Today  Winerywise lives on under the guise of Sustainable WA. This program is based on the original educational foundation of Winerywise, scaled up to work toward a certification program to acknowledge properties that commit to sustainable grape-growing practices (certification for sustainable winery practices is expected to be added later).
In 2017, Andersen received the "Industry Service" award from the Washington Winegrowers Association in recognition of "her pioneering spirit in the wine industry." The award cited the Winerywise program and recognized Andersen for having become "the go-to person for questions about organic winemaking. She had taken primary leadership in drawing awareness to, and encouraging improvement of, sustainable practices in Washington wineries" ("Recognizing Winegrape ...")
The Joy in her Work

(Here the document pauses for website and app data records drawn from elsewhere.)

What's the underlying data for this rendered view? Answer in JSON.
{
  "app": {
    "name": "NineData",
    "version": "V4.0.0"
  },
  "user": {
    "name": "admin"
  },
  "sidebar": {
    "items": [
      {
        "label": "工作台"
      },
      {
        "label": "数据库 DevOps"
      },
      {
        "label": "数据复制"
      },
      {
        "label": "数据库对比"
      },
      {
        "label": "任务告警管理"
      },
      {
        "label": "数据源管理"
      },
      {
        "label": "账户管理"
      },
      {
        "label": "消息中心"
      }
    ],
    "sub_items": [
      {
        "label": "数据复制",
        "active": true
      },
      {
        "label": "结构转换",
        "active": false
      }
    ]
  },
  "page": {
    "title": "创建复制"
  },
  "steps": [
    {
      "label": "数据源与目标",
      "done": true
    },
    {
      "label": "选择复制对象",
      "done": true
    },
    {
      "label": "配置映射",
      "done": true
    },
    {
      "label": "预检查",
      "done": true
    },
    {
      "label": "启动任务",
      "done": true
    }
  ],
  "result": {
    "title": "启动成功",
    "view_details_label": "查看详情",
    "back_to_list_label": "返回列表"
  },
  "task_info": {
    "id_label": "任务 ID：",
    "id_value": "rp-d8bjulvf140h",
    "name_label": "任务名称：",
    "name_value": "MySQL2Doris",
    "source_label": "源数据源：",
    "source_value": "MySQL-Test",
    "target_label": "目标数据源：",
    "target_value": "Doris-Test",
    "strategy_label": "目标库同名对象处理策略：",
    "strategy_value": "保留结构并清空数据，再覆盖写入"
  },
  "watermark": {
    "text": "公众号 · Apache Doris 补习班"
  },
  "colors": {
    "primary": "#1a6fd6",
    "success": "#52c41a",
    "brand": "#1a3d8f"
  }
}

Andersen, who retired in 2017, drew a great deal of pleasure from the work environments she inhabited for so many years, which included many different people with whom to collaborate and problem-solve. "It sure makes work more fun, being around people you enjoy every day, more ideas, more energy, working together to make better wine," she said. "I enjoyed being able to see what the job at hand was and have to determine how to make that happen" (interview). She was most happy behind the scenes, puzzling away at things, making wine, working with various teams on projects. She laughs at the notion that she might have stepped away from Chateau Ste. Michelle at some point, to maybe launch her own winery or vineyard. She never wished for that, never longed to go solo. Preferring to stay out of the spotlight helped contribute to her being what one writer called "among the least-known top winemakers in the Pacific Northwest" (Woehler).
Andersen relishes having more time now for pastimes, including one favorite that always managed to be last on the list when life was much busier: reading. She enjoys the world of winemaking as an observer and a supporter. One of her sons is a viticulturalist in Oregon, and his wife works in the wine industry as well. Through family and colleagues she worked beside over the years, ties to the world of wine are never far away.